  5. Investment in real estate: a land registry certificate showing continuous ownership must be presented. This certification will have to be issued within 90 days prior to the presentation of the residence visa application. If, at the time of the visa application, the acquisition of the property is in the process of being registered at the Property Registry, it will be sufficient to produce the certification stating the validity of the acquisition document, accompanied by the documentation accrediting the payment of the corresponding taxes. The minimum €500,000 must be free of any charge or lien.

Foreign nationals from outside the European Union can apply for temporary residence for entrepreneurial purposes provided their businesses demonstrate innovative character and a special economic interest for Spain. To demonstrate this, a favourable report from the Commercial Office, where the investor presents the visa application, will be necessary.

Under this assumption, investors who present a business project that is to be developed in Spain and is considered and accredited as a general interest can apply for this type of visa, as well as those who have planned to enter and remain in Spain for a period of one year with the sole or main purpose of carrying out the previous procedures to be able to develop an entrepreneurial activity.

In the first case, the interest is translated into a favourable report from the Commercial Office of the Geographical Demarcation Area.

Capital investment is admissible when the investment is carried out by a legal entity, so far is not to be found within a tax haven state in accordance with Spanish regulations, and the foreigner holds directly or indirectly, the majority of the voting rights and the power to appoint or assign the majority of the members of its administrative body.

In the case of entrepreneurs, the proposed entrepreneurial activity will require to prove that has innovative character with special interest for Spain and a great effect with a favourable report from the Commercial Office.

Skilled migrants may obtain temporary residence and work authorisation to perform a work activity for which a higher education qualification is required or, exceptionally, with a minimum of five years of professional experience that can be considered comparable. However, it is an essential requirement to produce a contract signed by the employer and worker that guarantees the worker a continuous activity during the period of validity of the authorisation to reside and work in Spain.
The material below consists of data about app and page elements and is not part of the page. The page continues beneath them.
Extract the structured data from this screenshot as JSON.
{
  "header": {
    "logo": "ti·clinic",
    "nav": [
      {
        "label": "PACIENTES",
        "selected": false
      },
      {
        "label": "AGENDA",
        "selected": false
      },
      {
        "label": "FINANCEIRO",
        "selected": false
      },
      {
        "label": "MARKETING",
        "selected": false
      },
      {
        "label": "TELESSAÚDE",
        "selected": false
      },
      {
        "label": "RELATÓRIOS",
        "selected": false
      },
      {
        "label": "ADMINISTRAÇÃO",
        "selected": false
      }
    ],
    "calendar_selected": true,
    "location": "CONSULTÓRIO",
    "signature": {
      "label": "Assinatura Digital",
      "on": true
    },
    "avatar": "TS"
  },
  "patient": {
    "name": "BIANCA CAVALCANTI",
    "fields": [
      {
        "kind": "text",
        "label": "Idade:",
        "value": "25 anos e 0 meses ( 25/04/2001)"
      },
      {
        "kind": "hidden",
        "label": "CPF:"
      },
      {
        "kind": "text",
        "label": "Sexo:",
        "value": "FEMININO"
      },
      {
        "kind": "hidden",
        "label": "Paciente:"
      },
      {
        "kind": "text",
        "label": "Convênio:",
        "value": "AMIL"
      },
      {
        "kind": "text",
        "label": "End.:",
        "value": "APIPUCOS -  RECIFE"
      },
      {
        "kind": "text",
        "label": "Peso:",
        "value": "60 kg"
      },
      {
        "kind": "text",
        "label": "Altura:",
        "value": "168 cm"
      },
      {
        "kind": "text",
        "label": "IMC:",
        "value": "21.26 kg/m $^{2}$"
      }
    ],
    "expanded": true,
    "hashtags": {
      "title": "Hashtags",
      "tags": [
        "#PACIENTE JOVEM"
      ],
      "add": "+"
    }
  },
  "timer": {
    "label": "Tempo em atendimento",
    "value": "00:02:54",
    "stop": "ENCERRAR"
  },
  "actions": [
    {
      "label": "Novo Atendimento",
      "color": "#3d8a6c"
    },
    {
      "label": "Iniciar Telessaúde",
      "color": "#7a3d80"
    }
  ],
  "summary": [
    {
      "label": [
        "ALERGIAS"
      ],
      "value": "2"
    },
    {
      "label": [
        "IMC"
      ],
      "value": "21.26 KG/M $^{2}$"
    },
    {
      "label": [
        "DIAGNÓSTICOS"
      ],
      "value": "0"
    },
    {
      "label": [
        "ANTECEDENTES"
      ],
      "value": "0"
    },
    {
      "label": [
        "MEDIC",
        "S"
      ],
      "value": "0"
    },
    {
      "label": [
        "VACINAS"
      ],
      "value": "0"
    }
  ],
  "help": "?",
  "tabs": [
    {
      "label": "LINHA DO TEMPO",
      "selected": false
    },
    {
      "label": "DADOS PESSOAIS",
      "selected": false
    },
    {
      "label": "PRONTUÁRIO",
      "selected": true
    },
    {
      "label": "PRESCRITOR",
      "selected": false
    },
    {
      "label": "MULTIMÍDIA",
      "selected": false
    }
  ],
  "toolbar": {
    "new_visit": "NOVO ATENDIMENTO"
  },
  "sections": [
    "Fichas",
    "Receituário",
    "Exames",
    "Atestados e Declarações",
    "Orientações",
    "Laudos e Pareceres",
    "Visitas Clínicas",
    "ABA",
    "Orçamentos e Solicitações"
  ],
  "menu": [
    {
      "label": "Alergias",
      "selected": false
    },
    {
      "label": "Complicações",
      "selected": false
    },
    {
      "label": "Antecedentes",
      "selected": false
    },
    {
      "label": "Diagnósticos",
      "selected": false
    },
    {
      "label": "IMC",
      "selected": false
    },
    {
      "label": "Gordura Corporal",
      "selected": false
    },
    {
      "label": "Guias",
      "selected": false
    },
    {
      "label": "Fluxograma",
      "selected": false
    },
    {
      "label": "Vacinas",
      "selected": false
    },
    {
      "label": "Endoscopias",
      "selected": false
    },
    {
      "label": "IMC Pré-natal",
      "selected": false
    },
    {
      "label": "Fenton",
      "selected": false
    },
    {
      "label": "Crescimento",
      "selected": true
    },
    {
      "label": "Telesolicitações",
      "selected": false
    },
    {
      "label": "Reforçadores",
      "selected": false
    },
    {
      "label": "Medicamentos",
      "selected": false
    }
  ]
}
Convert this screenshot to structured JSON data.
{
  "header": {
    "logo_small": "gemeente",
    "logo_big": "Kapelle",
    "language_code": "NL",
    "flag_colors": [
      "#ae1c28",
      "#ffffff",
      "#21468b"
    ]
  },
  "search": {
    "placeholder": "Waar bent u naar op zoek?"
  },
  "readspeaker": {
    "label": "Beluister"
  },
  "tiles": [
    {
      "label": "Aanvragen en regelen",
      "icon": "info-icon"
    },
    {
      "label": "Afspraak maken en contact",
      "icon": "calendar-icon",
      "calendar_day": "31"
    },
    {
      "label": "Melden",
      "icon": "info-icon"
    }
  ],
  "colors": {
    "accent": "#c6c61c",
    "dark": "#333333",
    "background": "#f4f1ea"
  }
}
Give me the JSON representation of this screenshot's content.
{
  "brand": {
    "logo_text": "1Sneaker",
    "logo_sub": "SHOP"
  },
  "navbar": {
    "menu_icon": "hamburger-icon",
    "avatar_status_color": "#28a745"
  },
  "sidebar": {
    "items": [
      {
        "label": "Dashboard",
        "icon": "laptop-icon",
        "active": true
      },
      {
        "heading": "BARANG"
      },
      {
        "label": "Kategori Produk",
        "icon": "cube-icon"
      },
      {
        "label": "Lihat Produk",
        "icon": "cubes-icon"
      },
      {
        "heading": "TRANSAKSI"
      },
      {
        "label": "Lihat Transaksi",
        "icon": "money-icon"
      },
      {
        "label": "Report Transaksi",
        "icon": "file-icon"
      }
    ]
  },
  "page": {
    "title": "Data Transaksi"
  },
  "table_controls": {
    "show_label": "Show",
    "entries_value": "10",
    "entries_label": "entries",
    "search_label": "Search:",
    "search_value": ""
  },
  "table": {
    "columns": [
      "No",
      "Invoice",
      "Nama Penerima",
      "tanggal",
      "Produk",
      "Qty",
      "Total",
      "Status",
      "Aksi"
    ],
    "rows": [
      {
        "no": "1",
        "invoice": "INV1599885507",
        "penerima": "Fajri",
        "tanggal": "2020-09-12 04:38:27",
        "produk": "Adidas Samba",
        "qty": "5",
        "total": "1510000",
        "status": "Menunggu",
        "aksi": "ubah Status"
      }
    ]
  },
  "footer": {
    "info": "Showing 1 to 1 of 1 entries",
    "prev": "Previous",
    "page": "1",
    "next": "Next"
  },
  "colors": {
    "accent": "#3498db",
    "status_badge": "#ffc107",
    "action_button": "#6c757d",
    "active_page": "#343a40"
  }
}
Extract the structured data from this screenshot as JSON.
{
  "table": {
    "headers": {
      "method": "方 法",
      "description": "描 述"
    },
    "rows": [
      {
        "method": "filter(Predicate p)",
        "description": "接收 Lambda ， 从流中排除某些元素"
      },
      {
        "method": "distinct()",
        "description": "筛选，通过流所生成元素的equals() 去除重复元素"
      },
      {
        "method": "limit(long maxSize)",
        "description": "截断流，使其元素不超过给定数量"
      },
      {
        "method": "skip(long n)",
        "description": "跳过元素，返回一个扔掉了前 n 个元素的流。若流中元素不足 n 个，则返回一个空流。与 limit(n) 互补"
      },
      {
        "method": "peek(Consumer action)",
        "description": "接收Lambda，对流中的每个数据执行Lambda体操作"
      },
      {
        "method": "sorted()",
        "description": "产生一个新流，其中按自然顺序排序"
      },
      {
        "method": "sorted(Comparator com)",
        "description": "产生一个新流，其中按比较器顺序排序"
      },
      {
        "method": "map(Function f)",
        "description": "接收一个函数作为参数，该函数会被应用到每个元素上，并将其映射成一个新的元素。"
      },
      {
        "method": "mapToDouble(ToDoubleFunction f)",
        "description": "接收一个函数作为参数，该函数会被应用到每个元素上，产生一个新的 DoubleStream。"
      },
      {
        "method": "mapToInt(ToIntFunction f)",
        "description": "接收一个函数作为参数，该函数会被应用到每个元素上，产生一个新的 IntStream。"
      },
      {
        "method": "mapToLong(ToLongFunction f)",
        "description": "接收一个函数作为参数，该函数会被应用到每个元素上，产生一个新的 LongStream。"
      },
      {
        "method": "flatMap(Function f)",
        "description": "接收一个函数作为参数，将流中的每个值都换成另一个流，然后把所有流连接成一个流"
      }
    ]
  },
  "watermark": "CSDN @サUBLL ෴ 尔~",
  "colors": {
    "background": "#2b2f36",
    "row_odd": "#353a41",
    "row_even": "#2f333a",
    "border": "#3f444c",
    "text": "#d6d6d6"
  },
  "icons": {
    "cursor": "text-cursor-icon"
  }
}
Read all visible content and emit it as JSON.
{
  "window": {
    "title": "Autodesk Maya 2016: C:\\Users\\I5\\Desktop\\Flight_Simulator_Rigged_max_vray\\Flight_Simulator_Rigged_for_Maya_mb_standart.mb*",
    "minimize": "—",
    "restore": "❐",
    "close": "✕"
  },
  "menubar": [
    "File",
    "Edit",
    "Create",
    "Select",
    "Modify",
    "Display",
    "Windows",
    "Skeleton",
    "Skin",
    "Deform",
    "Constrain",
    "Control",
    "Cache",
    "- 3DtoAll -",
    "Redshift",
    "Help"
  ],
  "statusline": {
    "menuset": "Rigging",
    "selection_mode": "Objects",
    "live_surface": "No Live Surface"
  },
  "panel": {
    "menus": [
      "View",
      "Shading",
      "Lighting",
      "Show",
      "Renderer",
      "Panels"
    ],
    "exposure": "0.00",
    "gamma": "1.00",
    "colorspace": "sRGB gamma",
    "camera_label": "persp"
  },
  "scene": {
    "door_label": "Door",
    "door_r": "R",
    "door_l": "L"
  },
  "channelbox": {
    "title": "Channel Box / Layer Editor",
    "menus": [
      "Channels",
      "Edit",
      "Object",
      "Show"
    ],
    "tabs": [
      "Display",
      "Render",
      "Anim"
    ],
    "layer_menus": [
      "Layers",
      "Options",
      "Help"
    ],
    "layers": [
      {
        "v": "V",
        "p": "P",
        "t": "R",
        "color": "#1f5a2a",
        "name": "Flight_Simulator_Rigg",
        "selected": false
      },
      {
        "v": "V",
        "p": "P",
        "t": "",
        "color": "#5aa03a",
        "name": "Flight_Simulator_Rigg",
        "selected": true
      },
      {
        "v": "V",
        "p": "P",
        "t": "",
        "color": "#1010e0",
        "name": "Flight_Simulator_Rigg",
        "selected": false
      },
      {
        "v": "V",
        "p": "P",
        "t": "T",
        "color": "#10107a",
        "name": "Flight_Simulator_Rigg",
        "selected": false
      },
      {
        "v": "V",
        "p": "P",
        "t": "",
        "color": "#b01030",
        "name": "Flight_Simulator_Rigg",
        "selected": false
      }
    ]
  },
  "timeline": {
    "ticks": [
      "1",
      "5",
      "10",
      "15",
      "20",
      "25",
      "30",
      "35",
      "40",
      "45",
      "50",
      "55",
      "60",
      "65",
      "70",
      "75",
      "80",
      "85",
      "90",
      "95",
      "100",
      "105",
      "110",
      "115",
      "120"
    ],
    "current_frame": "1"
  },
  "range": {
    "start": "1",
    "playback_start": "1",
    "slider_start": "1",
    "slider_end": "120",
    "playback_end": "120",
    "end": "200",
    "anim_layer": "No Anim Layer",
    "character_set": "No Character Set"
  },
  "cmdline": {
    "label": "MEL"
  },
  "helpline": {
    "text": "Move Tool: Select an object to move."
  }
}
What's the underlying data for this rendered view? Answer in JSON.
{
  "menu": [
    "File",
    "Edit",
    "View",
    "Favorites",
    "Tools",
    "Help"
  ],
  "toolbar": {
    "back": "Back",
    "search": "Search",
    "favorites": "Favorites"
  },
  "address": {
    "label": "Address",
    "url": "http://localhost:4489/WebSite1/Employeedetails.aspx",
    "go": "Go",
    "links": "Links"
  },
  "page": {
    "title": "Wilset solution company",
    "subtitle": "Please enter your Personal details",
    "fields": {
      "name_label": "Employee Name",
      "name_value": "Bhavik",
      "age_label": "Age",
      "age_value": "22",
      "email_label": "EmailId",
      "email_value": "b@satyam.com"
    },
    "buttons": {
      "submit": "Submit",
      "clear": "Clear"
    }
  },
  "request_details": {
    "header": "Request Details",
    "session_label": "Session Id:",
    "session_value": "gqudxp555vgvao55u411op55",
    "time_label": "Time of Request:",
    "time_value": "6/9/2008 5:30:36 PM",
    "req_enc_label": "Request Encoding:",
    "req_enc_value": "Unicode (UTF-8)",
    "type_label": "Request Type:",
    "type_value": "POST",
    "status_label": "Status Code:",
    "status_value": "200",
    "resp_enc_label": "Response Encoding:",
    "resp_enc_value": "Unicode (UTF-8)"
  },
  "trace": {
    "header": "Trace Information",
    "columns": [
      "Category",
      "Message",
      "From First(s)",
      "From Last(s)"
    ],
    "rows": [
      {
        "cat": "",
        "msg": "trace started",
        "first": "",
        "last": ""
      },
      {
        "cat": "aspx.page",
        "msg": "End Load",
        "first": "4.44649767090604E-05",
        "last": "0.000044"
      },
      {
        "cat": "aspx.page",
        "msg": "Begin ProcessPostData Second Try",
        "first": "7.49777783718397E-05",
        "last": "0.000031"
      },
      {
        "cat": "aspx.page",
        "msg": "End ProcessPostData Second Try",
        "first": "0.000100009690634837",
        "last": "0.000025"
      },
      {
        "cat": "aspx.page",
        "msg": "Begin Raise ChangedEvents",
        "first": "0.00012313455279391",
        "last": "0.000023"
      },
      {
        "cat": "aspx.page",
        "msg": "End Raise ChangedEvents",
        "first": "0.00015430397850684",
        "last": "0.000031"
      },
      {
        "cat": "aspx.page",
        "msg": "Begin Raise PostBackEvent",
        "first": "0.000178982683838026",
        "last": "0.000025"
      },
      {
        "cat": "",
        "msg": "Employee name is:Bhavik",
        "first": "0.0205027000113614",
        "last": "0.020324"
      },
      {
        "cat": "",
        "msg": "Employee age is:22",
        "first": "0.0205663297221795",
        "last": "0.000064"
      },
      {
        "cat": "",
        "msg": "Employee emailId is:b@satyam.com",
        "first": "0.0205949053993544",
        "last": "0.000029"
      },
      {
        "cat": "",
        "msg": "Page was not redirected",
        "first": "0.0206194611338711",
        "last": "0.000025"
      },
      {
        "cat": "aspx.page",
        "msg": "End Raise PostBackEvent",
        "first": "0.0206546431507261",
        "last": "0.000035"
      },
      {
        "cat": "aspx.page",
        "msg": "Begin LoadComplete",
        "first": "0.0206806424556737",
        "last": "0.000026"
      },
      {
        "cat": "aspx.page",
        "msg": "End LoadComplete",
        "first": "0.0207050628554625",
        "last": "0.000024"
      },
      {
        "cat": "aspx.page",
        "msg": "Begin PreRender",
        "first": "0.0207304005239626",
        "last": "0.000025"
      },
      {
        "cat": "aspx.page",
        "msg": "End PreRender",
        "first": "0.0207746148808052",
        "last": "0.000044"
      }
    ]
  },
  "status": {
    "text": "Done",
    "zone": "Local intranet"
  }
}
The current government has proposed legal instruments to promote the meeting between labour supply and demand at an immigration level in respect of visas for job search, collective management of contracting at origin and individual selection of people, especially for small and medium enterprises that need labour. However, owing to the current political scenario in Spain, with multiple parties and coalition governments, it is unlikely that in the forthcoming year, the Lower House or Congress of Deputies will achieve consensus to adopt to renew immigration laws, as current mainstream political parties have opposing points of view on immigration matters.


1Antonio Arenas López is a managing partner and Beatriz Leiva Baeza is an associate at Scornik Gerstein LLP.

2Antonio Ernesto Arenas Lopez and Adriana Agudo Martin (2016). Business Immigration. Thomson Reuters. 254-255.

3Article 117 of Royal Decree 557/2011 of 20 April 2011, which approves the Regulation of the Organic Law 4/2000.

4The Explanatory Memorandum of Law 14/2013 of 27 September, on supporting entrepreneurs and their internationalisation.

5Article 17 of Law 14/2003 of 20 November.

6Article 21 of Law 23/2015 of 21 July.

7Sentence of the Labour Chamber of the Spanish Supreme Court of 16 November of 2016.

8Article 22 of the Civil Code.